The Accidental Reporter

By Hugo Olaiz

Hugo-retBecoming the news editor for Sunstone was a felicitous accident. Like many other BYU students, I had first discovered the magazine on the shelves of the Harold B. Lee Library, but it wasn’t until I moved away from Utah that I began to read it seriously.

In the 1990s, Mormons in the Bay Area had (and still have) a progressive enclave. My two bishops at the Berkeley University Ward, Sam Holmes and Nick Sorensen, were Sunstone and Dialogue readers; the Berkeley Institute of Religion had both collections in its library; and the Institute director, Brent Colette, believed there was room for everyone in the gospel. In 1997, I moved back to Utah and attended my first Sunstone symposium. It was love at first session. In late 2001, when Dan Wotherspoon asked me to become the news editor, I immediately said yes.

Writing Sunstone news (plus some cornucopia, concepts for cartoons, and assorted articles) for all these years has been incredibly rewarding. Unlike a daily newspaper, where a reporter covers only today’s news, Sunstone’s bimonthly news section allowed me the luxury of distance and perspective, which are crucial when trying to make sense of complicated or controversial stories. Following Mormon news day by day, I could see how stories evolved, morphed, and often even changed their frame of reference. When the time would come to write my version for the next issue of Sunstone, weeks had typically passed since the story had first broken, and by then it was easier to capture the story’s essence.

When I began to write news in 2001, the Mormon world was changing dramatically—in great part, because of the emergence of the Internet. The kinds of news and discussions that 40 years ago one could only have found in the pages of Sunstone are now posted every day of the year in hundreds of blogs, Facebook groups, and podcasts. Although I celebrate this flourishing, I continue to be partial to Sunstone, because I know that while blogs and podcasts rise and fall, Sunstone will always be there, ready on the bookshelves, showcasing a universe of issues, and always pointing to the essence.

Where are researchers going to go 30 years from now as they look for sources about Romney’s race for the U.S. presidency, the LDS Church’s efforts at reshaping its public image, or the various controversies around lds history, lgbt issues, and Mormon women?
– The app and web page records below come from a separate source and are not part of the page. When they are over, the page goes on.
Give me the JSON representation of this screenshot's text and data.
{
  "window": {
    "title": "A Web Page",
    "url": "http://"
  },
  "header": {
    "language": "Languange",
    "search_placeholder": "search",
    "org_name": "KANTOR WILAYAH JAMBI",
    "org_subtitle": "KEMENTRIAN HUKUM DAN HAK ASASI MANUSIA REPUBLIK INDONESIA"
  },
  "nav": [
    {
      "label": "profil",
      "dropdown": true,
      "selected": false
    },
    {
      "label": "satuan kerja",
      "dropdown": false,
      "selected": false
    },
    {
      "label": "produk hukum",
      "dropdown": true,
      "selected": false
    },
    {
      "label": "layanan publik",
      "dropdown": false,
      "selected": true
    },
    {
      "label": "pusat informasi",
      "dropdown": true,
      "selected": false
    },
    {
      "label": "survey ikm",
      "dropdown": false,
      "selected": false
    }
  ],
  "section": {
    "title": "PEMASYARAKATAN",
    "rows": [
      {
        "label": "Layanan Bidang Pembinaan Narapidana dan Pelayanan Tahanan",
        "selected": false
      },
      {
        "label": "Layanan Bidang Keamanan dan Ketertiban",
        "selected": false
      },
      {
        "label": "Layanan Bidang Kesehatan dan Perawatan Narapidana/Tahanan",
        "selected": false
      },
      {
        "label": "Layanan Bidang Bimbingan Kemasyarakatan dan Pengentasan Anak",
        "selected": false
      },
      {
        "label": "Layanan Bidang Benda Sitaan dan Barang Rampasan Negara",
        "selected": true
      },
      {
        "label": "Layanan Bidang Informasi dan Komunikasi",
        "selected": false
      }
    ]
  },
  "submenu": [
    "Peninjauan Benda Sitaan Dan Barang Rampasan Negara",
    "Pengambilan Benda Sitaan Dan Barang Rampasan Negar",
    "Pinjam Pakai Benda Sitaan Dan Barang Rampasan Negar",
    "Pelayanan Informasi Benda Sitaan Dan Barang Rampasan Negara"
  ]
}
My prediction is that they will find mostly random fragments on the Internet—a handful of pieces surviving after the jigsaw puzzle has disappeared. It’s in Sunstone where they will encounter overarching summaries, references to primary sources, and what I hope they will deem well-balanced perspectives.

So here’s to 40 more years of Sunstone; to the scores of subscribers, donors, and volunteers who have kept it alive and vibrant through the years; to the scores of curious students who will, just like me, serendipitously encounter the magazine in the cavernous bowels of a large library; and to the many more scores of Mormon folks of all stripes who are finding us online, in regional symposiums, and during our annual pilgrimage to Salt Lake City.